Someone asks if we should warn listeners before giving the results of Olympics competitions that won't be on TV until evening. Then someone else says the listeners are grown-ups who can handle hearing news stories without spoiler alerts.
No matter what balance we strike, some listeners will be annoyed because they are either 1) sports fans who see sporting results as news, or 2) drama fans who want to watch an athlete's story unfold without knowing the ending.
That both groups care enough to let us know illustrates what makes the Olympics special -- a successful union of sport and story, athleticism and emotion.
NBC knows it has to serve both audiences. It's why sports fans can watch hockey, curling and ski races live on cable during the day. And why, for the drama fans, the network prepares soft-focus hard-luck profiles to intensify the stories playing out in prime time.
NBC producers gamble that even tape-delayed Olympic drama -- with some snowboarding thrown in for spectacle -- can rival the manufactured story lines of "CSI" or "The Bachelor."
Usually, they're right. Sports transcends statistics when you add the human storyline. That's why an injured Lindsey Vonn skiing the women's downhill helped NBC beat "American Idol" in the ratings for the first time in six years (and why some claim NBC trumped up the injury in the first place).
And while it's easy to go overboard with all those tales of perseverance and near misses, the fact is there's no shortage of amazing personal stories at the Olympics. For every superstar whom Red Bull sponsors, conditions and overexposes, there are dozens of self-made amateur athletes with real stories to tell.
Here are two of my favorites:
Minneapolis cross-country skier Caitlin Compton won't get an NBC profile -- and probably not a medal either -- but her story is remarkable. She's not a member of the U.S. Ski Team and she trains in the public parks of flat Minneapolis rather than the elite ski camps of Europe or New England.
Compton makes enough money to compete by teaching kids to ski, and once last year she couldn't afford to fly her skis back from a competition without the help of a former Olympian.
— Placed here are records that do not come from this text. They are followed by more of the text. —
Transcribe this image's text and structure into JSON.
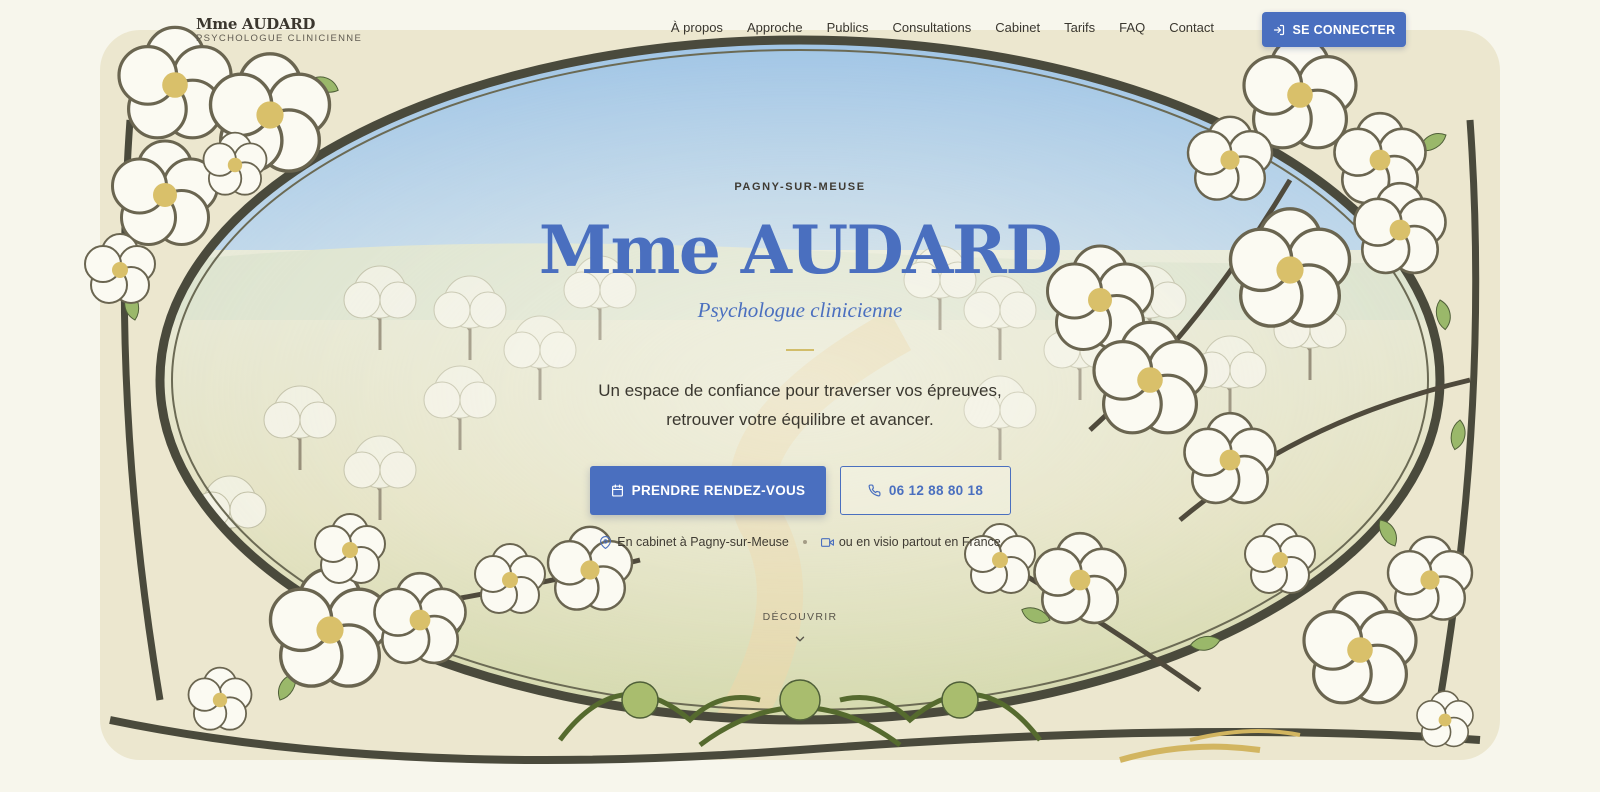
{
  "header": {
    "brand_name": "Mme AUDARD",
    "brand_sub": "PSYCHOLOGUE CLINICIENNE",
    "nav": [
      "À propos",
      "Approche",
      "Publics",
      "Consultations",
      "Cabinet",
      "Tarifs",
      "FAQ",
      "Contact"
    ],
    "login_label": "SE CONNECTER",
    "login_icon": "log-in-icon"
  },
  "hero": {
    "eyebrow": "PAGNY-SUR-MEUSE",
    "title": "Mme AUDARD",
    "subtitle": "Psychologue clinicienne",
    "intro_line1": "Un espace de confiance pour traverser vos épreuves,",
    "intro_line2": "retrouver votre équilibre et avancer.",
    "primary_cta": "PRENDRE RENDEZ-VOUS",
    "primary_icon": "calendar-icon",
    "phone_cta": "06 12 88 80 18",
    "phone_icon": "phone-icon",
    "location_office": "En cabinet à Pagny-sur-Meuse",
    "location_office_icon": "map-pin-icon",
    "location_visio": "ou en visio partout en France",
    "location_visio_icon": "video-icon",
    "discover": "DÉCOUVRIR",
    "discover_icon": "chevron-down-icon"
  },
  "colors": {
    "accent": "#4a6fbf",
    "background": "#f7f6ec",
    "gold": "#d2bd6a",
    "frame": "#4a4a3c"
  }
}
Last Monday, Compton was the fastest American in the women's 10k indivdual race in Whistler.
Then there's the guy who may be having the most fun of anyone at the games. Chris Plys, of Duluth, is the alternate for the U.S. men's curling team, so he spent his time on the bench watching his teammates and updating Twitter about the Olympic experience.
Entertainment Weekly took notice and named Plys Olympic Stud of the Day. MTV featured him playing his guitar in a Vancouver park. Now he plans to record an album after the games. (After a disappointing string of losses, the men's team has now called on Plys to play in competition.) Caitlin and Chris are Minnesotans doing the things Minnesotans do in the winter. We play on the ice and we play on the snow. And when we watch them compete, we know how difficult their accomplishments are.
Radio stations and the Internet shouldn't withhold results for the sake of a TV audience. But we also shouldn't forget that news is about more than results.
The best journalism breaks news while telling a tale that makes the news relevant and memorable. The best sporting events do the same. In a world flush with corporate athletes and scripted dramas, the Olympics capture the imagination by being -- mostly -- real.
Jeff Jones is an MPR News producer and "commissioner" of the MPR Fantasy Olympics.